--- START ---

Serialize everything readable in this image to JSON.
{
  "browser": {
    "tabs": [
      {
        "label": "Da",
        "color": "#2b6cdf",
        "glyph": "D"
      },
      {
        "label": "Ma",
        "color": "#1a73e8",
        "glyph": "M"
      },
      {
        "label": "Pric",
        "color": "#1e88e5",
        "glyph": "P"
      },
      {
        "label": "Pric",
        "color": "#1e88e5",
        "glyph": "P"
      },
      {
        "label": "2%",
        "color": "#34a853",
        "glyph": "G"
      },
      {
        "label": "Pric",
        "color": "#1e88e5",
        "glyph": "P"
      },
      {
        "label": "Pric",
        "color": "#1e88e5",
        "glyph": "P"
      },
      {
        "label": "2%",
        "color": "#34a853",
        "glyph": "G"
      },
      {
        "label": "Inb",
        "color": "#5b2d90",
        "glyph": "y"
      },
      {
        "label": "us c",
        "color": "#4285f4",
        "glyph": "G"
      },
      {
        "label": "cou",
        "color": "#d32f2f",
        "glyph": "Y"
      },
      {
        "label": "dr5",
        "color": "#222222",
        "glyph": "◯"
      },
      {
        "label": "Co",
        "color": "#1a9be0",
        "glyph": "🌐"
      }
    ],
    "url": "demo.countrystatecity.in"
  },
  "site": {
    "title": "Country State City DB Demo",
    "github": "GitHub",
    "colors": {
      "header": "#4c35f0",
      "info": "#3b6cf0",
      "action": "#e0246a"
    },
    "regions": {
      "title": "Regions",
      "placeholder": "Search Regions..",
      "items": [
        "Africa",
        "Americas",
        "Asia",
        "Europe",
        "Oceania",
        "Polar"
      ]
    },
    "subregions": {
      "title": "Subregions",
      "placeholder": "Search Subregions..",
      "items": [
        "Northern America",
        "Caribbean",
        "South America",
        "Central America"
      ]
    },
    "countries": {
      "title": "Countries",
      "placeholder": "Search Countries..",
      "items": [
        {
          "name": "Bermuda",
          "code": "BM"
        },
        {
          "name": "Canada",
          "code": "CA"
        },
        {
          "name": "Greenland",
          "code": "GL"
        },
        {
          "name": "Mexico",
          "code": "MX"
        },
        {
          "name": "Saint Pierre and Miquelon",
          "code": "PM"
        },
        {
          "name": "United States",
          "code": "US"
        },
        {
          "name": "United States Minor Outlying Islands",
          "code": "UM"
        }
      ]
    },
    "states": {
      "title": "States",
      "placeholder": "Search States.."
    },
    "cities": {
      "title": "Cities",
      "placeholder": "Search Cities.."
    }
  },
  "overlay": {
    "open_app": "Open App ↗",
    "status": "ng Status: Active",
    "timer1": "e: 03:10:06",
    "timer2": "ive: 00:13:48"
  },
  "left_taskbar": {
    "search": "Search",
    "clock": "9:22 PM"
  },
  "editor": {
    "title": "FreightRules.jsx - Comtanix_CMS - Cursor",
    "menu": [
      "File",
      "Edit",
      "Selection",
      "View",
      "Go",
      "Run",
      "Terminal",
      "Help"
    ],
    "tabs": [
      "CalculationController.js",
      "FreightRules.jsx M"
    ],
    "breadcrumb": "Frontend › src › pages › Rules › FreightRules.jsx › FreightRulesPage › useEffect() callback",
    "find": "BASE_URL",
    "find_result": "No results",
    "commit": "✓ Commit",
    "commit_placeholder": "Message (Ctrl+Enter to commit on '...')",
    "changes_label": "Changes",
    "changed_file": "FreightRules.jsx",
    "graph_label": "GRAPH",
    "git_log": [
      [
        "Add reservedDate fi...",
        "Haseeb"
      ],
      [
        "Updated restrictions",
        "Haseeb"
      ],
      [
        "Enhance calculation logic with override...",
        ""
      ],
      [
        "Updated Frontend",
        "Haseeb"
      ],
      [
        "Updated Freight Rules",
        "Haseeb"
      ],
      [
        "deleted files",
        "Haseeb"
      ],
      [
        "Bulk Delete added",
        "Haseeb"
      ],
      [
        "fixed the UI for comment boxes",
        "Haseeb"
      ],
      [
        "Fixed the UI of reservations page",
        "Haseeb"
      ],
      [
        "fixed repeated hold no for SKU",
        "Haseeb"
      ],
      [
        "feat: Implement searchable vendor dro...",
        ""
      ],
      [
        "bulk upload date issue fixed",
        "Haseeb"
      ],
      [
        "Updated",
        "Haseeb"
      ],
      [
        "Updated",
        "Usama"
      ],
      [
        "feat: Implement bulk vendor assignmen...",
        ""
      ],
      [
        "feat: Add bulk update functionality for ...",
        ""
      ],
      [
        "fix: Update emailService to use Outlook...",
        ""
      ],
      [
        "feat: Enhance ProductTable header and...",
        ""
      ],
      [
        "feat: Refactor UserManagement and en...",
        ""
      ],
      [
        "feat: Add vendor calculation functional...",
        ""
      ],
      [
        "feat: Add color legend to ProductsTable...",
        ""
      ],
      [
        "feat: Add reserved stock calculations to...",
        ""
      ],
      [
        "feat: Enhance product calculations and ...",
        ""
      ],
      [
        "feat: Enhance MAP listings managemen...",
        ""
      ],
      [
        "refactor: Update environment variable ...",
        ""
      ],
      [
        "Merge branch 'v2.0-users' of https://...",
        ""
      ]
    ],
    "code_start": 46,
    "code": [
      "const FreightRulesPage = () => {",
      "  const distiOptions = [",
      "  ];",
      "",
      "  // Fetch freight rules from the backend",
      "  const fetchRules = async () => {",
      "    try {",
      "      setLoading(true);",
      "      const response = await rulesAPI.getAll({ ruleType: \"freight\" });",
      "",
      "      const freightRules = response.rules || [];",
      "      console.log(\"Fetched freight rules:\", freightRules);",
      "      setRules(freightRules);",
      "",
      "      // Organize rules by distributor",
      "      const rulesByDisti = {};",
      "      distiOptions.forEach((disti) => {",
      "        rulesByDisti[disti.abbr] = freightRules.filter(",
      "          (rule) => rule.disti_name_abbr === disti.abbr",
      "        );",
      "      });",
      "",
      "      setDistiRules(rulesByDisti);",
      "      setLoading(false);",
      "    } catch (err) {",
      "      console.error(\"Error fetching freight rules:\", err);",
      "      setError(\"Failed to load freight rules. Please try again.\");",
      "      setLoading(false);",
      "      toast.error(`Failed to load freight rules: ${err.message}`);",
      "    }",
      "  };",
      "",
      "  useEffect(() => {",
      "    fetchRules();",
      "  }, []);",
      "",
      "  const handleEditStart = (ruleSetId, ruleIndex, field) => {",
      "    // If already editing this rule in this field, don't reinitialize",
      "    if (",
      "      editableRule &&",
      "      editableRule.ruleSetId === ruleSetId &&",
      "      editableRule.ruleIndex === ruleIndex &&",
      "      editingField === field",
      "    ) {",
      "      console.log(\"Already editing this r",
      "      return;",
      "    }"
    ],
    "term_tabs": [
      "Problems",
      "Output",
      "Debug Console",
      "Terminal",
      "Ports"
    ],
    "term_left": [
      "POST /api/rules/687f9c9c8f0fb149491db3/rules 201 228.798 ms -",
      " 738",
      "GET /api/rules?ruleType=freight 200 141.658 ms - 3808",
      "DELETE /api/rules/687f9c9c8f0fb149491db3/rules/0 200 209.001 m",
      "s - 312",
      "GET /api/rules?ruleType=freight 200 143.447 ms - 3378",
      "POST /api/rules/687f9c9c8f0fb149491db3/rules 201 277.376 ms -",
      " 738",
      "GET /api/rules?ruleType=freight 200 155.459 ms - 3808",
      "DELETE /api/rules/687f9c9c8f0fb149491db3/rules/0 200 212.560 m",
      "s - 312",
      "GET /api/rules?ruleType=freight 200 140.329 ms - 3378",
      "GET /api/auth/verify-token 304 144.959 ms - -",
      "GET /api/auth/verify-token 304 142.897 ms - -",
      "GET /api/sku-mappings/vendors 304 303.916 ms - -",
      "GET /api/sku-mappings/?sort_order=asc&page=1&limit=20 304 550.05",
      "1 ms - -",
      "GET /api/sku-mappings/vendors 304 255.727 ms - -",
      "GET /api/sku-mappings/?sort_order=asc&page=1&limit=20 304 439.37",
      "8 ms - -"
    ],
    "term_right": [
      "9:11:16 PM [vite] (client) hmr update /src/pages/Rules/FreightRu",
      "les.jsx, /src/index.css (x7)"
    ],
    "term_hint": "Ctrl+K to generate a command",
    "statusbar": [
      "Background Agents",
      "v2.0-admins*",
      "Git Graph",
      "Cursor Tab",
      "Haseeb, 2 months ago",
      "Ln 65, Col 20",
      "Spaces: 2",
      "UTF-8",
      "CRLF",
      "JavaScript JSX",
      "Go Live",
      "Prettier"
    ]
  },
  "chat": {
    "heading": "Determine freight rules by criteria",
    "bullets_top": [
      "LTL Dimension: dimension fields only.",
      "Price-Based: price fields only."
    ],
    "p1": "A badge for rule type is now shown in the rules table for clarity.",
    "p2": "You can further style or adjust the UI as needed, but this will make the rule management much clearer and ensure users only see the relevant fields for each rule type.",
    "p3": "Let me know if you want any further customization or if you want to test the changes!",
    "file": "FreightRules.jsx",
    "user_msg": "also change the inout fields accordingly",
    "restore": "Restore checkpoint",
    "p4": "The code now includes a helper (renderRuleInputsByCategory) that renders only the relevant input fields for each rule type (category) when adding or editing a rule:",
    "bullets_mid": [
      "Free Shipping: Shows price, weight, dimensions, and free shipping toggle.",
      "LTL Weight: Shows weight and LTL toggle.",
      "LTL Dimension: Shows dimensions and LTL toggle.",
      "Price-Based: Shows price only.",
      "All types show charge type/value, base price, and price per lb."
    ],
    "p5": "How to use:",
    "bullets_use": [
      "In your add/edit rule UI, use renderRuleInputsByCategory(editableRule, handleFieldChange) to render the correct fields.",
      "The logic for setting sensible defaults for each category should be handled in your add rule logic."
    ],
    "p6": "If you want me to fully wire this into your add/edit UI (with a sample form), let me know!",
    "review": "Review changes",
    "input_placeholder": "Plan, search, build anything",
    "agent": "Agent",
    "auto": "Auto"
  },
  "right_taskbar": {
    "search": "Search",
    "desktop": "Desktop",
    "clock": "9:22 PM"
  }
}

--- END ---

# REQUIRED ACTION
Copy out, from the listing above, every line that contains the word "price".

# ANSWER FOR THE TASK
      "Price-Based: price fields only."
      "Free Shipping: Shows price, weight, dimensions, and free shipping toggle.",
      "Price-Based: Shows price only.",
      "All types show charge type/value, base price, and price per lb."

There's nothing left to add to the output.